And for the intrepid: practise white water sports in the gorges of the Gardon!

“Sentiers Vagabonds”, our associates, guide you in the water, down the Cévennes rivers. Natural slides, waterfalls, small jumps… Enjoy the excitement and discover the natural environment of the Cévennes led by canyoning professionals.

A wild environment where exploration rhymes with emotion...


In the Cévennes valley

Alone in the world at last! Or are you?

During your walks, you’ll discover that the Cévennes are very much a constructed landscape.

Dry stone walls and the lines of old terraces are still visible. They are the traces of the work of these valleys’ inhabitants to build meadows and fields around their houses, and transform their mountains into orchards.

Mas (isolated farmhouses), clèdes (huts for drying chestnuts), and sheepfolds: the sheer number of buildings, which are difficult to spot in the summer through the thick foliage, also indicates the population density of these valleys until the early 20th century.

And many of the houses are still occupied, especially in the summer. If you think you are alone in the world at last, go out at nightfall: you will spot the inhabited buildings…

Discover the Camisard valley via its history with Julien, an associate from “Soléaire”.
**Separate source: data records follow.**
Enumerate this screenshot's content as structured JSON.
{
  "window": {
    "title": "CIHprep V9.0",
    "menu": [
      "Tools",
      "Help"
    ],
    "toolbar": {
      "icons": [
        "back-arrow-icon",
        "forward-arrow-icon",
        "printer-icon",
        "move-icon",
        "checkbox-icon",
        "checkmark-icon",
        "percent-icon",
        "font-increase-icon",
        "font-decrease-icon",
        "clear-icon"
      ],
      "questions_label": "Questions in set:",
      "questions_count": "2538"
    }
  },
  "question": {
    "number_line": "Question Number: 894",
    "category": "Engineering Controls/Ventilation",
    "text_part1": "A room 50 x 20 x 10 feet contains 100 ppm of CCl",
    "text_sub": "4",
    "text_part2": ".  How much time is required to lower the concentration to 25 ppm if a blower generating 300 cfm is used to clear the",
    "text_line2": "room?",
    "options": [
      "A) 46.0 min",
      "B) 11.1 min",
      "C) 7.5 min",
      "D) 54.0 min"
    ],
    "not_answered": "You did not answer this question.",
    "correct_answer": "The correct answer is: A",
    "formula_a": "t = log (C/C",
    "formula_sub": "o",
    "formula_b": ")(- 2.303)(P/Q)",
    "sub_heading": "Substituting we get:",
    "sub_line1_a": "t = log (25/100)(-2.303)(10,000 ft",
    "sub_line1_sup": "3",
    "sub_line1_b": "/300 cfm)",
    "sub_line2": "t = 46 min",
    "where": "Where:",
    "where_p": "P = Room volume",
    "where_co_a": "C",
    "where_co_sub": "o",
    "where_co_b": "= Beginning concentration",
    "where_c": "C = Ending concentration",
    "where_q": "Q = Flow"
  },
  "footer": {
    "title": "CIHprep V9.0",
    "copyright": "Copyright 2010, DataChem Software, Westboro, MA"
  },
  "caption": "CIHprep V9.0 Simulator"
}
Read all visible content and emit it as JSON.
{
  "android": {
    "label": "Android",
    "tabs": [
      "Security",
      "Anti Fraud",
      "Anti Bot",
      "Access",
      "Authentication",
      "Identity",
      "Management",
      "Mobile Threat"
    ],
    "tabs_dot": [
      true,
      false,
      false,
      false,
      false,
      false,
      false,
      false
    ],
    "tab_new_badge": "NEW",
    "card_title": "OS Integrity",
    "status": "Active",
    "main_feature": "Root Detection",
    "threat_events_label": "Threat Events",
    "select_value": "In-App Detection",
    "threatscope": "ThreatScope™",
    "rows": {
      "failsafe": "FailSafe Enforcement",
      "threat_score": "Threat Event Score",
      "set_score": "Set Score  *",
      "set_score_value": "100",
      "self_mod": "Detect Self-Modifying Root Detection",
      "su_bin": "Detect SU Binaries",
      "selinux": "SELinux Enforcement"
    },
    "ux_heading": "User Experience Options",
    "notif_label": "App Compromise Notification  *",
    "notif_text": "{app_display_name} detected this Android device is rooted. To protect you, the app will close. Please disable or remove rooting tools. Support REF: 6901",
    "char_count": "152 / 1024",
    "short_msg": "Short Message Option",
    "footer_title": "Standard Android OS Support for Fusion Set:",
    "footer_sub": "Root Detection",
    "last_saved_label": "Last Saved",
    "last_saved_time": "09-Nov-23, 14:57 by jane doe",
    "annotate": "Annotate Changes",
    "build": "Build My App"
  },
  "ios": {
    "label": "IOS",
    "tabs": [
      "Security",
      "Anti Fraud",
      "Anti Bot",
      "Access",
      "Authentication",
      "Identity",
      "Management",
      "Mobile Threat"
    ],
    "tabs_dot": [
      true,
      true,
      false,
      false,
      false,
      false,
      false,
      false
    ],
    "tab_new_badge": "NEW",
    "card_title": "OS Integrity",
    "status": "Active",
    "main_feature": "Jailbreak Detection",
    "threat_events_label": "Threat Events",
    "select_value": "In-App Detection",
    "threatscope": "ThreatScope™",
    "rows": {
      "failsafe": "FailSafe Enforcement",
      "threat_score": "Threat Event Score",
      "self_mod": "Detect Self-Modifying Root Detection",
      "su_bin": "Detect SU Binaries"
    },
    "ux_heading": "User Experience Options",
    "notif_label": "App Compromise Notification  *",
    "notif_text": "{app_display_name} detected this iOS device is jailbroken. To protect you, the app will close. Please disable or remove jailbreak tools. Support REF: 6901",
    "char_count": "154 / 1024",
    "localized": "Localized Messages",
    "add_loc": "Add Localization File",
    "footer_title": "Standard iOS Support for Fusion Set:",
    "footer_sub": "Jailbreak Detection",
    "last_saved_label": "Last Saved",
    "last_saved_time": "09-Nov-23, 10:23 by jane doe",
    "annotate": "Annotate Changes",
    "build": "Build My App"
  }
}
Julien will take you for a walk between hamlets and river banks, an outing awarded the “Esprit Parc National” label. This will introduce you to the architecture of the old Protestant farmhouses. These atypical places of refuge and work will enable you to understand how the Cévenol valleys have shaped the history of France.


In Huguenot country

At La Peyrarié, you are in fact on a significant site from the tumultuous history of Protestantism.

In 1689, five years after the Revocation of the [Tolerance] Edict of Nantes, the parish priest of Peyrolles was murdered, by Rieu brook, just under the house. The Camisards set fire to the church.

By order of the king, Peyrolles was one of the first Cévennes villages to be systematically burnt and demolished.

Whether you are yourself a descendant of the Camisards or simply interested in their epic struggle, you can trace their history.

After the Revocation of the Edict of Nantes, many Protestants from the Languedoc region left for countries that provided refuge: Switzerland, Germany and Holland.

At the Col de l’Exil pass, you’ll cross their paths.
Above Mialet, do visit the Musée du Désert. This museum, located in a typical Cévenol hamlet is the birthplace of the Camisard leader Rolland, and brings the Huguenot past to life.